Abortion and crime: who should you believe? Two very vocal critics, Steve Sailer and John Lott, have been exerting a lot of energy lately trying to convince the world that the abortion reduces crime hypothesis is not correct. A number of readers have asked me to respond to these criticisms. First, let’s start by reviewing the basic facts that support the Donohue-Levitt hypothesis that legalized abortion in the 1970s explains a substantial part of the crime decline in the 1990s: 1) Five states legalized abortion three years before Roe v. 2) After abortion was legalized, the availability of abortions differed dramatically across states. 3) All of the decline in crime from 1985-1997 experienced by high abortion states relative to low abortion states is concentrated among the age groups born after Roe v. 4) When we compare arrest rates of people born in the same state, just before and just after abortion legalization, we once again see the identical pattern of lower arrest rates for those born after legalization than before.

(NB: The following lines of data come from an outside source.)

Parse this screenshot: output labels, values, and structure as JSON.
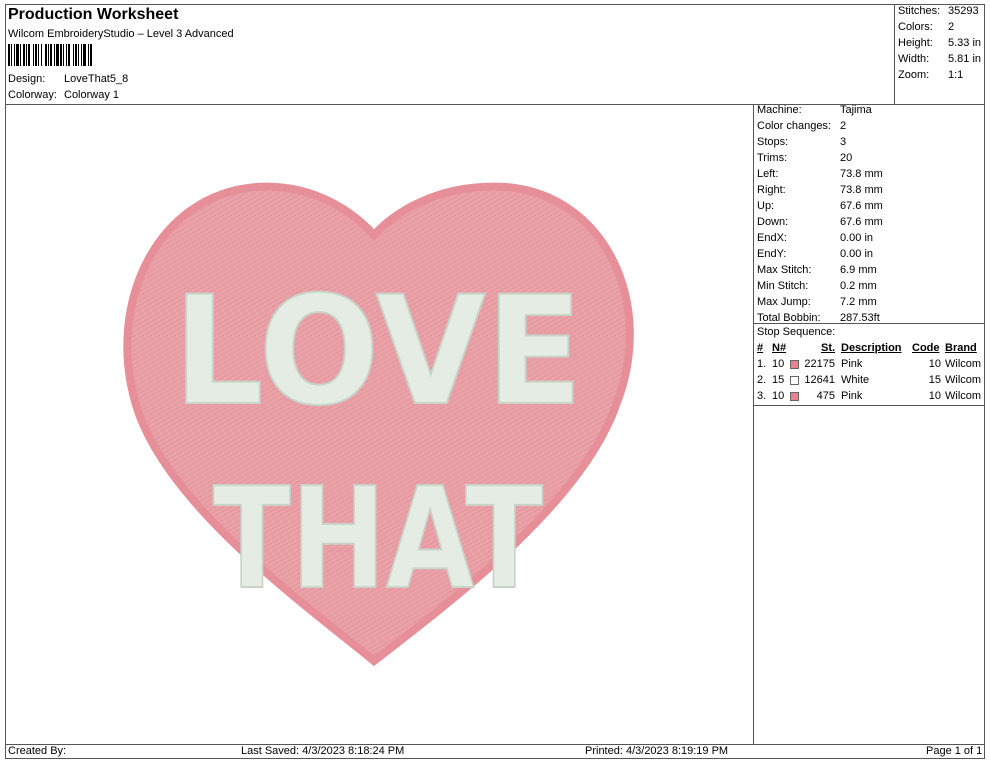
{
  "header": {
    "title": "Production Worksheet",
    "software": "Wilcom EmbroideryStudio – Level 3 Advanced",
    "design_label": "Design:",
    "design_value": "LoveThat5_8",
    "colorway_label": "Colorway:",
    "colorway_value": "Colorway 1"
  },
  "stats": [
    {
      "label": "Stitches:",
      "value": "35293"
    },
    {
      "label": "Colors:",
      "value": "2"
    },
    {
      "label": "Height:",
      "value": "5.33 in"
    },
    {
      "label": "Width:",
      "value": "5.81 in"
    },
    {
      "label": "Zoom:",
      "value": "1:1"
    }
  ],
  "properties": [
    {
      "label": "Machine:",
      "value": "Tajima"
    },
    {
      "label": "Color changes:",
      "value": "2"
    },
    {
      "label": "Stops:",
      "value": "3"
    },
    {
      "label": "Trims:",
      "value": "20"
    },
    {
      "label": "Left:",
      "value": "73.8 mm"
    },
    {
      "label": "Right:",
      "value": "73.8 mm"
    },
    {
      "label": "Up:",
      "value": "67.6 mm"
    },
    {
      "label": "Down:",
      "value": "67.6 mm"
    },
    {
      "label": "EndX:",
      "value": "0.00 in"
    },
    {
      "label": "EndY:",
      "value": "0.00 in"
    },
    {
      "label": "Max Stitch:",
      "value": "6.9 mm"
    },
    {
      "label": "Min Stitch:",
      "value": "0.2 mm"
    },
    {
      "label": "Max Jump:",
      "value": "7.2 mm"
    },
    {
      "label": "Total Bobbin:",
      "value": "287.53ft"
    }
  ],
  "stop_sequence": {
    "title": "Stop Sequence:",
    "headers": {
      "num": "#",
      "needle": "N#",
      "stitches": "St.",
      "description": "Description",
      "code": "Code",
      "brand": "Brand"
    },
    "rows": [
      {
        "num": "1.",
        "needle": "10",
        "color": "#e8818f",
        "stitches": "22175",
        "description": "Pink",
        "code": "10",
        "brand": "Wilcom"
      },
      {
        "num": "2.",
        "needle": "15",
        "color": "#ffffff",
        "stitches": "12641",
        "description": "White",
        "code": "15",
        "brand": "Wilcom"
      },
      {
        "num": "3.",
        "needle": "10",
        "color": "#e8818f",
        "stitches": "475",
        "description": "Pink",
        "code": "10",
        "brand": "Wilcom"
      }
    ]
  },
  "footer": {
    "created_by": "Created By:",
    "last_saved": "Last Saved: 4/3/2023 8:18:24 PM",
    "printed": "Printed: 4/3/2023 8:19:19 PM",
    "page": "Page 1 of 1"
  },
  "design": {
    "line1": "LOVE",
    "line2": "THAT",
    "heart_fill": "#e9a0a6",
    "heart_edge": "#e68f98",
    "letter_fill": "#e4ece3"
  }
}
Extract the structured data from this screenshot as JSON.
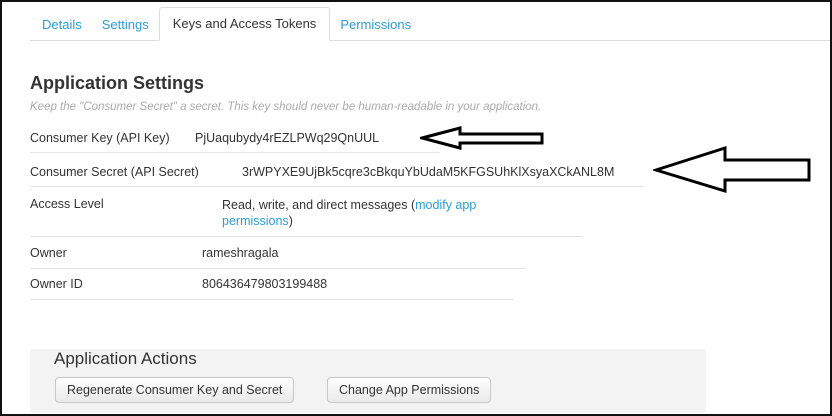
{
  "tabs": [
    {
      "label": "Details",
      "active": false
    },
    {
      "label": "Settings",
      "active": false
    },
    {
      "label": "Keys and Access Tokens",
      "active": true
    },
    {
      "label": "Permissions",
      "active": false
    }
  ],
  "app_settings": {
    "title": "Application Settings",
    "subtitle": "Keep the \"Consumer Secret\" a secret. This key should never be human-readable in your application.",
    "rows": [
      {
        "label": "Consumer Key (API Key)",
        "value": "PjUaqubydy4rEZLPWq29QnUUL"
      },
      {
        "label": "Consumer Secret (API Secret)",
        "value": "3rWPYXE9UjBk5cqre3cBkquYbUdaM5KFGSUhKlXsyaXCkANL8M"
      },
      {
        "label": "Access Level",
        "value": "Read, write, and direct messages (",
        "link": "modify app permissions",
        "suffix": ")"
      },
      {
        "label": "Owner",
        "value": "rameshragala"
      },
      {
        "label": "Owner ID",
        "value": "806436479803199488"
      }
    ]
  },
  "actions": {
    "title": "Application Actions",
    "regenerate_label": "Regenerate Consumer Key and Secret",
    "change_permissions_label": "Change App Permissions"
  },
  "annotation_color": "#000000"
}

Liberté (Egalité) Fraternité Writing the Other by Nisi Shawl and Cynthia Ward During the 1992 Clarion West Writers Workshop attended by Nisi Shawl and Cynthia Ward, one of the students expressed the opinion that it is a mistake to write about people of ethnic backgrounds different from your own because you might get it wrong—horribly, offensively wrong—and so it is better not even to try. This opinion, commonplace among published as well as aspiring writers, struck Nisi as taking the easy way out and spurred her to write an essay addressing the problem of how to write about characters marked by racial and ethnic differences. In the course of writing the essay, however, she realized that similar problems arise when writers try to create characters whose gender, sexual preference, and age differ significantly from their own. Reviews "Along with personal experience and examples, the book presents exercises to help writers step outside their own ROAARS. "The book is excellent. "[...]a timely book.